Stored dataset items

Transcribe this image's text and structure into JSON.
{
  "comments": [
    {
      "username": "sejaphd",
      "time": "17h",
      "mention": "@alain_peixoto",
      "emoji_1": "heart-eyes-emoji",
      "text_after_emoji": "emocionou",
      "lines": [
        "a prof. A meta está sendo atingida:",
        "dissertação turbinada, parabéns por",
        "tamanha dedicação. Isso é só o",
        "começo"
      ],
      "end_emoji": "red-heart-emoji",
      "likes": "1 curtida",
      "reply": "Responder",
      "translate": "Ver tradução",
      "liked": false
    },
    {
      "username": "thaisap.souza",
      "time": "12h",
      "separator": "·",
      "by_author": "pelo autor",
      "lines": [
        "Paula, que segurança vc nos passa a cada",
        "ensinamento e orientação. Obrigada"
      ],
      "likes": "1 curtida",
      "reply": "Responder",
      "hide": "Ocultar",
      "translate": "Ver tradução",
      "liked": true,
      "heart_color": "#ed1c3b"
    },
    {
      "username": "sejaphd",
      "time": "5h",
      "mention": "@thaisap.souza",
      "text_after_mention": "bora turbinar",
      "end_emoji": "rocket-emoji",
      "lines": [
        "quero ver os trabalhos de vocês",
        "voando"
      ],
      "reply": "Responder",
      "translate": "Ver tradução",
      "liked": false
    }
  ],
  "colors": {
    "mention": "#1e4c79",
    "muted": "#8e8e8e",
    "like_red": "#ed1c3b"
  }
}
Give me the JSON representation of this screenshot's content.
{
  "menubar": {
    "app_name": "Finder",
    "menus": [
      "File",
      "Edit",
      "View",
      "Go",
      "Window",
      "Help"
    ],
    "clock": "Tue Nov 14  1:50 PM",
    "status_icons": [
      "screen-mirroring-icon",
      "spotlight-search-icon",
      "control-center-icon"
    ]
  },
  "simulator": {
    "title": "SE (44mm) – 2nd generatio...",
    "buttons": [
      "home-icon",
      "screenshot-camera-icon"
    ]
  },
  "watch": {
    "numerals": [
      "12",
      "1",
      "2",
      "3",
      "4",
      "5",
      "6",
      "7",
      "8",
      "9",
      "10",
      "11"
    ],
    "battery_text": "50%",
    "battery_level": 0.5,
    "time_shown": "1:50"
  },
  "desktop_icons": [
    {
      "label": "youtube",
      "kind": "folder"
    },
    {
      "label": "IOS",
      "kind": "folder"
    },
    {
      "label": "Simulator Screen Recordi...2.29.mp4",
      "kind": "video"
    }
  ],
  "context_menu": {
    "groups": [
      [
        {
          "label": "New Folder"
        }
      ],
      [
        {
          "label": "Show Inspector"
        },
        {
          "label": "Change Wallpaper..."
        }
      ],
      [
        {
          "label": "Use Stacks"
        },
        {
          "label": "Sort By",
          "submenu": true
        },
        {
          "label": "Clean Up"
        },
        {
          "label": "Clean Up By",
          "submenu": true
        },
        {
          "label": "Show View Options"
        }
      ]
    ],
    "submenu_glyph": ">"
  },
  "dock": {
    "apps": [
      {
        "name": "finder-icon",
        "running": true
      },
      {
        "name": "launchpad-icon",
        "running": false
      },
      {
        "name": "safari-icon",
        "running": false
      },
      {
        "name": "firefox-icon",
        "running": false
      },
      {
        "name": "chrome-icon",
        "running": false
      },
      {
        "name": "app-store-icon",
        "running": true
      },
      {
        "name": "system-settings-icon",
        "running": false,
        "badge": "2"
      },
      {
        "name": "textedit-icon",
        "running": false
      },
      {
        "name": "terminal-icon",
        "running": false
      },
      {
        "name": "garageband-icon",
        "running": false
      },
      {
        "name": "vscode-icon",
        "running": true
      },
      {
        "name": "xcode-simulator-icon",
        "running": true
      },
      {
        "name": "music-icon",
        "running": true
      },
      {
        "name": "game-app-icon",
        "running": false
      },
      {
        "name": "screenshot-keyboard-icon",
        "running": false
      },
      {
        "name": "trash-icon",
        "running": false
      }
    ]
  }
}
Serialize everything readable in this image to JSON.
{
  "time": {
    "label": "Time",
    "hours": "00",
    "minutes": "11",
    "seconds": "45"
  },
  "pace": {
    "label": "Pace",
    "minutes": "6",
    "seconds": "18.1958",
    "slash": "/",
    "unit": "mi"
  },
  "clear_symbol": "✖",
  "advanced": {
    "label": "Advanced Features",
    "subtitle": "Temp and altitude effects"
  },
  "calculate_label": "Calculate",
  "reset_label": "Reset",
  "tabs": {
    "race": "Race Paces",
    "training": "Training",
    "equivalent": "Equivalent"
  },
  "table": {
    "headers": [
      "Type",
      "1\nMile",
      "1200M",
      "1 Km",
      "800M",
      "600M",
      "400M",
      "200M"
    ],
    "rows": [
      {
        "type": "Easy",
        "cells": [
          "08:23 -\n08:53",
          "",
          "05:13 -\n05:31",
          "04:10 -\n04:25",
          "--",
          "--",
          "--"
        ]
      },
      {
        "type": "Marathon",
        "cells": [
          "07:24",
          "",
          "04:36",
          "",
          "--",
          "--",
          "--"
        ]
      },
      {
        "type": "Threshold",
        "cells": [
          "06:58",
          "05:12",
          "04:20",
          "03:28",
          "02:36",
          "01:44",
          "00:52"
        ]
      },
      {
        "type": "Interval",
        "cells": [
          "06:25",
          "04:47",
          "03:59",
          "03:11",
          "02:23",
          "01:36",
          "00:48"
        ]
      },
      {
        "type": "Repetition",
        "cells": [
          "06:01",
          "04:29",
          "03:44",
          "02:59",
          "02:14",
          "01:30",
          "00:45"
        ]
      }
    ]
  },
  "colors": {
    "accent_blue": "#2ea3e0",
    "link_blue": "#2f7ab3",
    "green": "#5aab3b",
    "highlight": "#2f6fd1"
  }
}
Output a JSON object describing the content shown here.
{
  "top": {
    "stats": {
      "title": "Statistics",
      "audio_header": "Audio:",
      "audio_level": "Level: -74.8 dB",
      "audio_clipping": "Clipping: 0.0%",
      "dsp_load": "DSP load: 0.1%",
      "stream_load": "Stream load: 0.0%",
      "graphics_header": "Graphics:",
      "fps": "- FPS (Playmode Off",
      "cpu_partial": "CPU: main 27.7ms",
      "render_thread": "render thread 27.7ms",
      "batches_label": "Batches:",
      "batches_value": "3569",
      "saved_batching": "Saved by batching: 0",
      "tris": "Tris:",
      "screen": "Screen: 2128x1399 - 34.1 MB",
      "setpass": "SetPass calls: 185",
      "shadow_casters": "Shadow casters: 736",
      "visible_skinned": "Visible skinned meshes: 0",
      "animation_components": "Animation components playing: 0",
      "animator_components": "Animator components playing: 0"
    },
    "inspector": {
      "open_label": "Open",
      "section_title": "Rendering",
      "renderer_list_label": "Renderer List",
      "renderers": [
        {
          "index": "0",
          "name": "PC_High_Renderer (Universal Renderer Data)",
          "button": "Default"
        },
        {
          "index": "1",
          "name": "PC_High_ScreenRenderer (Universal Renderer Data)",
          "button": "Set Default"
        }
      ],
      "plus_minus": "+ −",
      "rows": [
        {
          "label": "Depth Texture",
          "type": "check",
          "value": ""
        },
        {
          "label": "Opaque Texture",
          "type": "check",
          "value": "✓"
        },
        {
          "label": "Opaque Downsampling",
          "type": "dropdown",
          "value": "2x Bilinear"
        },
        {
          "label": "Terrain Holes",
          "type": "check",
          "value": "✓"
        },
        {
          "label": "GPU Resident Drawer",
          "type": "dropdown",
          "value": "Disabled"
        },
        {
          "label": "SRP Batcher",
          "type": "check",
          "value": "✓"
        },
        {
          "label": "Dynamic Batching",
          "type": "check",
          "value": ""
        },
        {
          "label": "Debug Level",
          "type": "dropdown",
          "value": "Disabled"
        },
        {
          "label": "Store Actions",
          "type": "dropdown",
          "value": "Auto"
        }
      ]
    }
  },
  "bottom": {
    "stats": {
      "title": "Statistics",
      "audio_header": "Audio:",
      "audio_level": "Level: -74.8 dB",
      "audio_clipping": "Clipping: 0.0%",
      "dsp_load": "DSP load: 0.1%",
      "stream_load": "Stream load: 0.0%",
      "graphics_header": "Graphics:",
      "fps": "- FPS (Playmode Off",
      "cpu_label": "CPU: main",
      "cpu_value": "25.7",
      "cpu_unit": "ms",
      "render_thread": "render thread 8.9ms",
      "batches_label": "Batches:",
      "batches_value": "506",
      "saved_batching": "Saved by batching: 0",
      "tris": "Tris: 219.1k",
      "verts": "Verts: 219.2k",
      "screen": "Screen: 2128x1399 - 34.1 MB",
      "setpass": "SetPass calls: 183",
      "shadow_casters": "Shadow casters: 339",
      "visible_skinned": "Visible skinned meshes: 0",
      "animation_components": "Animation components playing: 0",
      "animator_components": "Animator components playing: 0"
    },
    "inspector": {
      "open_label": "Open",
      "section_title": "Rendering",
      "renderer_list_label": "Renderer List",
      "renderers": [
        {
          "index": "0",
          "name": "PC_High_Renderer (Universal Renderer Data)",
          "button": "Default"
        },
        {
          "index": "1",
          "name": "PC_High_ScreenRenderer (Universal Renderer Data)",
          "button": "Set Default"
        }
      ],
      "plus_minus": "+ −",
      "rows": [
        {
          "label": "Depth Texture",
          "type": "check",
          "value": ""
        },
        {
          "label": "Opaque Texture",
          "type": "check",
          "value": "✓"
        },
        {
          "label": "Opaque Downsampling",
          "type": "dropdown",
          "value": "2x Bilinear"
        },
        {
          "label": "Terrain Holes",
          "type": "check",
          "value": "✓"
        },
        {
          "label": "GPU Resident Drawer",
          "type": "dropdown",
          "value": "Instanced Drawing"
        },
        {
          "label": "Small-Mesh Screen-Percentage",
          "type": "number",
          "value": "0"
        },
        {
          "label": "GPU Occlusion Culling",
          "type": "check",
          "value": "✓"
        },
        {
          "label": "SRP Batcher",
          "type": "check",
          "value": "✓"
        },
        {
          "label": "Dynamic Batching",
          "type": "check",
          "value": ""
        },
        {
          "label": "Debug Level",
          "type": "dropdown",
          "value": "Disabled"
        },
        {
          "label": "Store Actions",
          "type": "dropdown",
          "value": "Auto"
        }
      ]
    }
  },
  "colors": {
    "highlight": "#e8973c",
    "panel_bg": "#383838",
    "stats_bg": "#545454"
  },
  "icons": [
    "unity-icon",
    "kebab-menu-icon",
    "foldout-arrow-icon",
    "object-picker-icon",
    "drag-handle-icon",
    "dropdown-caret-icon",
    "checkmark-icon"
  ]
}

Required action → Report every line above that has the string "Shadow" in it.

Reply to the exercise →
      "shadow_casters": "Shadow casters: 736",
      "shadow_casters": "Shadow casters: 339",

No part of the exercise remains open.